What the task requires
Count the lines below containing "Preview". Number only.
::: Records supplied :::
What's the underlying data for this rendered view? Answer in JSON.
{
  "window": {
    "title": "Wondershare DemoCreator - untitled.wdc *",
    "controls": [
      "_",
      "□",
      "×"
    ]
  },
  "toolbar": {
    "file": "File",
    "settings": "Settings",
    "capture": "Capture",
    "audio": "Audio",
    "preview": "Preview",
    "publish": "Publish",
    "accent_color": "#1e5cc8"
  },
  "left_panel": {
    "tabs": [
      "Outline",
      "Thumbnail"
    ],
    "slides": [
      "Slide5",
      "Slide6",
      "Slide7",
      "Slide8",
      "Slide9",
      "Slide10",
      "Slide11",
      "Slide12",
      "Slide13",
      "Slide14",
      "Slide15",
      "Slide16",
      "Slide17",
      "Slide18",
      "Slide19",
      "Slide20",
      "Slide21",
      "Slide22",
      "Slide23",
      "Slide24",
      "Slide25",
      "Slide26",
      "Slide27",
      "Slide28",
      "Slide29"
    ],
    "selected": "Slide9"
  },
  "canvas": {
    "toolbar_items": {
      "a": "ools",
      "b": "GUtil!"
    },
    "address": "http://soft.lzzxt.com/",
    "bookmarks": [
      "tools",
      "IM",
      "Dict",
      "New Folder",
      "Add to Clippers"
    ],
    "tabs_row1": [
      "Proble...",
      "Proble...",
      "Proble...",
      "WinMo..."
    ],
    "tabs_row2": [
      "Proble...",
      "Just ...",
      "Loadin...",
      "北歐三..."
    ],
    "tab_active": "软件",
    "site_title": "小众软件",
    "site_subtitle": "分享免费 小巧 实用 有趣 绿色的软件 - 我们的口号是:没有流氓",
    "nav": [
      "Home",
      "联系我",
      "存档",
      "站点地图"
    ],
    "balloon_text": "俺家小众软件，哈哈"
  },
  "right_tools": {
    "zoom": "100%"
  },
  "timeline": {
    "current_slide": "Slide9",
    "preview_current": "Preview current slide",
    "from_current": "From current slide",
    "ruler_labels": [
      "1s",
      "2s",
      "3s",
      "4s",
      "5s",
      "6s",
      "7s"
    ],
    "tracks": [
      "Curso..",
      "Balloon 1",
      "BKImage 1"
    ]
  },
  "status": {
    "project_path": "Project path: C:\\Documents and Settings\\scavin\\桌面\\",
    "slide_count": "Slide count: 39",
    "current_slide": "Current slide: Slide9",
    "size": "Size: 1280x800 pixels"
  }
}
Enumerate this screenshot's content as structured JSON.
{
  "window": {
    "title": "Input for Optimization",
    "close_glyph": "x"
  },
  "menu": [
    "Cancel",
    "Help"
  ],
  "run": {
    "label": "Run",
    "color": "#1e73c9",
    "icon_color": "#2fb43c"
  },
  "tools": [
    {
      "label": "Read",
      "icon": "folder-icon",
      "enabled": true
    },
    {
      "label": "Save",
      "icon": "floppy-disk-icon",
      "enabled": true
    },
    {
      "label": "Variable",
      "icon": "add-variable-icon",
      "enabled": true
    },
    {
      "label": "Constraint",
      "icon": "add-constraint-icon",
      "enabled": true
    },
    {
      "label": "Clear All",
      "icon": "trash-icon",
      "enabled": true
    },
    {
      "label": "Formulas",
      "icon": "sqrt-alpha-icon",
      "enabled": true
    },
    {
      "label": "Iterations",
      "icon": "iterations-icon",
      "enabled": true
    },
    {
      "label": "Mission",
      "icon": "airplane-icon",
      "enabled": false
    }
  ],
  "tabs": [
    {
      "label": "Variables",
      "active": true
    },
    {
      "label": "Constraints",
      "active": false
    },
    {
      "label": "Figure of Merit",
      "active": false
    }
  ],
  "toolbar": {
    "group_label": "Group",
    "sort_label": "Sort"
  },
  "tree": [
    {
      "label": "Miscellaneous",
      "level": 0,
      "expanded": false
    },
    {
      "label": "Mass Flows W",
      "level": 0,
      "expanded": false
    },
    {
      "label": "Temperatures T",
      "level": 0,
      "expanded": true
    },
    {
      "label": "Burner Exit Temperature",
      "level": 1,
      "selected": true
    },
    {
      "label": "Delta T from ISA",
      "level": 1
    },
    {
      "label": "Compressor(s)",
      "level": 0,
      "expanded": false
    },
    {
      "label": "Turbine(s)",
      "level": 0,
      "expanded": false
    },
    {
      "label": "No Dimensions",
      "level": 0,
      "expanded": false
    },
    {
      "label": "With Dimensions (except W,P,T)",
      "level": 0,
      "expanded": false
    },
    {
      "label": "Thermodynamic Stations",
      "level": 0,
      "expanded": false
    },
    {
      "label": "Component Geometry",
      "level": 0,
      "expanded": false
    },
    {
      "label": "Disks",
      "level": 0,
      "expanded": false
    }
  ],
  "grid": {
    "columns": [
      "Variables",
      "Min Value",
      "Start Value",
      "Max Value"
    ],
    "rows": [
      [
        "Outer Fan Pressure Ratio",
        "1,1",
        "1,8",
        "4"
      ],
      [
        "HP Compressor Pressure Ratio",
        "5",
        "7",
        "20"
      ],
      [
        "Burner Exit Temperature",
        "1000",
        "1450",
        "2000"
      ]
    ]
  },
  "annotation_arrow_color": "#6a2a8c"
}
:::
Exercise answer
2